■ What is expected ■
Your answer must be the full listing below, repeated exactly.

■ Extracted information ■
=-=-=-=-=

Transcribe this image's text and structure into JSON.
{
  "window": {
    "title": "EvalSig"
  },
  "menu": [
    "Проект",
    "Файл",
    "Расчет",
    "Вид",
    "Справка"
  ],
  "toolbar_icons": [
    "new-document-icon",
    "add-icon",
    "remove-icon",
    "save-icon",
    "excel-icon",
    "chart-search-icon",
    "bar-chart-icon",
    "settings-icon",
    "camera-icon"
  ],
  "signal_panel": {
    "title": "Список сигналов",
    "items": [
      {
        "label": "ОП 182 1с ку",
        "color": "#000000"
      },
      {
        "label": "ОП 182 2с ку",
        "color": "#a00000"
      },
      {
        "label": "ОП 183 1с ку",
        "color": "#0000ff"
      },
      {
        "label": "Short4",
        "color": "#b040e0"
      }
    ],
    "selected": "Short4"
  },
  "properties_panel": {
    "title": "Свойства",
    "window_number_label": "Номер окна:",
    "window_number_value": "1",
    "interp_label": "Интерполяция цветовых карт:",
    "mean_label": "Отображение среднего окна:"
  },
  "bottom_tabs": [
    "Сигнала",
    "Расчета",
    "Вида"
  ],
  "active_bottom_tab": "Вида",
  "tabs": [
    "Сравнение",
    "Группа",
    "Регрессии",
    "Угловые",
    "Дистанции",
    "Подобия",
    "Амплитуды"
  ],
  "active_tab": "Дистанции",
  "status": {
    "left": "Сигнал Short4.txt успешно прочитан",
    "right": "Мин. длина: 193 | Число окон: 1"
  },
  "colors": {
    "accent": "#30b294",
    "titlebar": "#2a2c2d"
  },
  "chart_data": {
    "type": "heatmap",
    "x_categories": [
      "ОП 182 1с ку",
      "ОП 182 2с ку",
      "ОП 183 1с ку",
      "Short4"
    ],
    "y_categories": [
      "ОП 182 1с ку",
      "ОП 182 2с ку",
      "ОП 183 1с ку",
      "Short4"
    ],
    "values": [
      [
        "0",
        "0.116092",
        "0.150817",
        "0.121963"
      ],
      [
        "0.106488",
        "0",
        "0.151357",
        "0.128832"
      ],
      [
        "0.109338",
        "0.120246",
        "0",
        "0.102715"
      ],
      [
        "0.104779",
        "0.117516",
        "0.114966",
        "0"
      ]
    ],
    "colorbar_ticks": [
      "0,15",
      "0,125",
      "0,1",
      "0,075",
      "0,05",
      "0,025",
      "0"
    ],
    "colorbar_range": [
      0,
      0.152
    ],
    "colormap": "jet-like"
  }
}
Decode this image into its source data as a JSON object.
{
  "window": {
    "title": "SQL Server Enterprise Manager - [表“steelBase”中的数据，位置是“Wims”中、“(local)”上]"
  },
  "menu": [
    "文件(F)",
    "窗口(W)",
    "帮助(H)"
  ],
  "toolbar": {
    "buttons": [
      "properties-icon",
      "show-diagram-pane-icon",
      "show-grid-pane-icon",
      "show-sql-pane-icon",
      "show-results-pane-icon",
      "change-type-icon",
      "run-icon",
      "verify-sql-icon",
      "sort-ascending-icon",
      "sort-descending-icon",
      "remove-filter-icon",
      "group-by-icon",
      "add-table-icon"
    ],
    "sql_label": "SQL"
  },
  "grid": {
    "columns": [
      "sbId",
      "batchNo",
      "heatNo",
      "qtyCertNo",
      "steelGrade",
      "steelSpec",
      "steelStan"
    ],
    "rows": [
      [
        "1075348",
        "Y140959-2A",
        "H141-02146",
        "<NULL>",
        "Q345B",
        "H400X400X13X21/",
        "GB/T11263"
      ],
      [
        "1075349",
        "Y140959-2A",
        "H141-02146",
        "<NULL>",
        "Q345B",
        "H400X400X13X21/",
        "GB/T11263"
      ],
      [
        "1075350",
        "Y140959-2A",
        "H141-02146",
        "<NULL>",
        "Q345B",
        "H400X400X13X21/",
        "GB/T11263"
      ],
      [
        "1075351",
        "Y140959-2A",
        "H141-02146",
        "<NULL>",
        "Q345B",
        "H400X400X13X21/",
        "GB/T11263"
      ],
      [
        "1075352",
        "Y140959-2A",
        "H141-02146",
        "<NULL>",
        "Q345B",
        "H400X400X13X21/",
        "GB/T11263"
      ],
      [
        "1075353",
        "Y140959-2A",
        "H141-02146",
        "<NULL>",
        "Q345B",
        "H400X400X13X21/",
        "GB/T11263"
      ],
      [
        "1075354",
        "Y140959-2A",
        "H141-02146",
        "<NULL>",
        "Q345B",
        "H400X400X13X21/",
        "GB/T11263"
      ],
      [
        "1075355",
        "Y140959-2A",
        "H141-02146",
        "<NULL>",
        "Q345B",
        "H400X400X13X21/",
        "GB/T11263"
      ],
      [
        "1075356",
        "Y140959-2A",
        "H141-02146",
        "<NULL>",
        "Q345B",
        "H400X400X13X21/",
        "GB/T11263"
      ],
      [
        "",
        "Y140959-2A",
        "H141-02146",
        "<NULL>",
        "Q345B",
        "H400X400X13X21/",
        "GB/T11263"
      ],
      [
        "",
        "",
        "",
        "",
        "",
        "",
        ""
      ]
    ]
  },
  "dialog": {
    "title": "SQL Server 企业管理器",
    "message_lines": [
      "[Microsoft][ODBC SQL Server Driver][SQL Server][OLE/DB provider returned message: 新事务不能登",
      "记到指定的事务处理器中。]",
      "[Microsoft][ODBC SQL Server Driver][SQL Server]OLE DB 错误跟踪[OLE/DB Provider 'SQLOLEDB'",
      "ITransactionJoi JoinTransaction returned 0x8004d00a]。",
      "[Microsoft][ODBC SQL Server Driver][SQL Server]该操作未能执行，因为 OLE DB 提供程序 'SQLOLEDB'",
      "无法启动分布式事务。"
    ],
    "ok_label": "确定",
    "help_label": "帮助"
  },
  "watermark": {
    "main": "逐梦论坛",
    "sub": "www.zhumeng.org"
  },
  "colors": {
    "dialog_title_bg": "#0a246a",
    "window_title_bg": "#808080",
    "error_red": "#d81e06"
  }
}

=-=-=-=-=

■ Output below ■
Transcribe this image's text and structure into JSON.
{
  "window": {
    "title": "EvalSig"
  },
  "menu": [
    "Проект",
    "Файл",
    "Расчет",
    "Вид",
    "Справка"
  ],
  "toolbar_icons": [
    "new-document-icon",
    "add-icon",
    "remove-icon",
    "save-icon",
    "excel-icon",
    "chart-search-icon",
    "bar-chart-icon",
    "settings-icon",
    "camera-icon"
  ],
  "signal_panel": {
    "title": "Список сигналов",
    "items": [
      {
        "label": "ОП 182 1с ку",
        "color": "#000000"
      },
      {
        "label": "ОП 182 2с ку",
        "color": "#a00000"
      },
      {
        "label": "ОП 183 1с ку",
        "color": "#0000ff"
      },
      {
        "label": "Short4",
        "color": "#b040e0"
      }
    ],
    "selected": "Short4"
  },
  "properties_panel": {
    "title": "Свойства",
    "window_number_label": "Номер окна:",
    "window_number_value": "1",
    "interp_label": "Интерполяция цветовых карт:",
    "mean_label": "Отображение среднего окна:"
  },
  "bottom_tabs": [
    "Сигнала",
    "Расчета",
    "Вида"
  ],
  "active_bottom_tab": "Вида",
  "tabs": [
    "Сравнение",
    "Группа",
    "Регрессии",
    "Угловые",
    "Дистанции",
    "Подобия",
    "Амплитуды"
  ],
  "active_tab": "Дистанции",
  "status": {
    "left": "Сигнал Short4.txt успешно прочитан",
    "right": "Мин. длина: 193 | Число окон: 1"
  },
  "colors": {
    "accent": "#30b294",
    "titlebar": "#2a2c2d"
  },
  "chart_data": {
    "type": "heatmap",
    "x_categories": [
      "ОП 182 1с ку",
      "ОП 182 2с ку",
      "ОП 183 1с ку",
      "Short4"
    ],
    "y_categories": [
      "ОП 182 1с ку",
      "ОП 182 2с ку",
      "ОП 183 1с ку",
      "Short4"
    ],
    "values": [
      [
        "0",
        "0.116092",
        "0.150817",
        "0.121963"
      ],
      [
        "0.106488",
        "0",
        "0.151357",
        "0.128832"
      ],
      [
        "0.109338",
        "0.120246",
        "0",
        "0.102715"
      ],
      [
        "0.104779",
        "0.117516",
        "0.114966",
        "0"
      ]
    ],
    "colorbar_ticks": [
      "0,15",
      "0,125",
      "0,1",
      "0,075",
      "0,05",
      "0,025",
      "0"
    ],
    "colorbar_range": [
      0,
      0.152
    ],
    "colormap": "jet-like"
  }
}
Decode this image into its source data as a JSON object.
{
  "window": {
    "title": "SQL Server Enterprise Manager - [表“steelBase”中的数据，位置是“Wims”中、“(local)”上]"
  },
  "menu": [
    "文件(F)",
    "窗口(W)",
    "帮助(H)"
  ],
  "toolbar": {
    "buttons": [
      "properties-icon",
      "show-diagram-pane-icon",
      "show-grid-pane-icon",
      "show-sql-pane-icon",
      "show-results-pane-icon",
      "change-type-icon",
      "run-icon",
      "verify-sql-icon",
      "sort-ascending-icon",
      "sort-descending-icon",
      "remove-filter-icon",
      "group-by-icon",
      "add-table-icon"
    ],
    "sql_label": "SQL"
  },
  "grid": {
    "columns": [
      "sbId",
      "batchNo",
      "heatNo",
      "qtyCertNo",
      "steelGrade",
      "steelSpec",
      "steelStan"
    ],
    "rows": [
      [
        "1075348",
        "Y140959-2A",
        "H141-02146",
        "<NULL>",
        "Q345B",
        "H400X400X13X21/",
        "GB/T11263"
      ],
      [
        "1075349",
        "Y140959-2A",
        "H141-02146",
        "<NULL>",
        "Q345B",
        "H400X400X13X21/",
        "GB/T11263"
      ],
      [
        "1075350",
        "Y140959-2A",
        "H141-02146",
        "<NULL>",
        "Q345B",
        "H400X400X13X21/",
        "GB/T11263"
      ],
      [
        "1075351",
        "Y140959-2A",
        "H141-02146",
        "<NULL>",
        "Q345B",
        "H400X400X13X21/",
        "GB/T11263"
      ],
      [
        "1075352",
        "Y140959-2A",
        "H141-02146",
        "<NULL>",
        "Q345B",
        "H400X400X13X21/",
        "GB/T11263"
      ],
      [
        "1075353",
        "Y140959-2A",
        "H141-02146",
        "<NULL>",
        "Q345B",
        "H400X400X13X21/",
        "GB/T11263"
      ],
      [
        "1075354",
        "Y140959-2A",
        "H141-02146",
        "<NULL>",
        "Q345B",
        "H400X400X13X21/",
        "GB/T11263"
      ],
      [
        "1075355",
        "Y140959-2A",
        "H141-02146",
        "<NULL>",
        "Q345B",
        "H400X400X13X21/",
        "GB/T11263"
      ],
      [
        "1075356",
        "Y140959-2A",
        "H141-02146",
        "<NULL>",
        "Q345B",
        "H400X400X13X21/",
        "GB/T11263"
      ],
      [
        "",
        "Y140959-2A",
        "H141-02146",
        "<NULL>",
        "Q345B",
        "H400X400X13X21/",
        "GB/T11263"
      ],
      [
        "",
        "",
        "",
        "",
        "",
        "",
        ""
      ]
    ]
  },
  "dialog": {
    "title": "SQL Server 企业管理器",
    "message_lines": [
      "[Microsoft][ODBC SQL Server Driver][SQL Server][OLE/DB provider returned message: 新事务不能登",
      "记到指定的事务处理器中。]",
      "[Microsoft][ODBC SQL Server Driver][SQL Server]OLE DB 错误跟踪[OLE/DB Provider 'SQLOLEDB'",
      "ITransactionJoi JoinTransaction returned 0x8004d00a]。",
      "[Microsoft][ODBC SQL Server Driver][SQL Server]该操作未能执行，因为 OLE DB 提供程序 'SQLOLEDB'",
      "无法启动分布式事务。"
    ],
    "ok_label": "确定",
    "help_label": "帮助"
  },
  "watermark": {
    "main": "逐梦论坛",
    "sub": "www.zhumeng.org"
  },
  "colors": {
    "dialog_title_bg": "#0a246a",
    "window_title_bg": "#808080",
    "error_red": "#d81e06"
  }
}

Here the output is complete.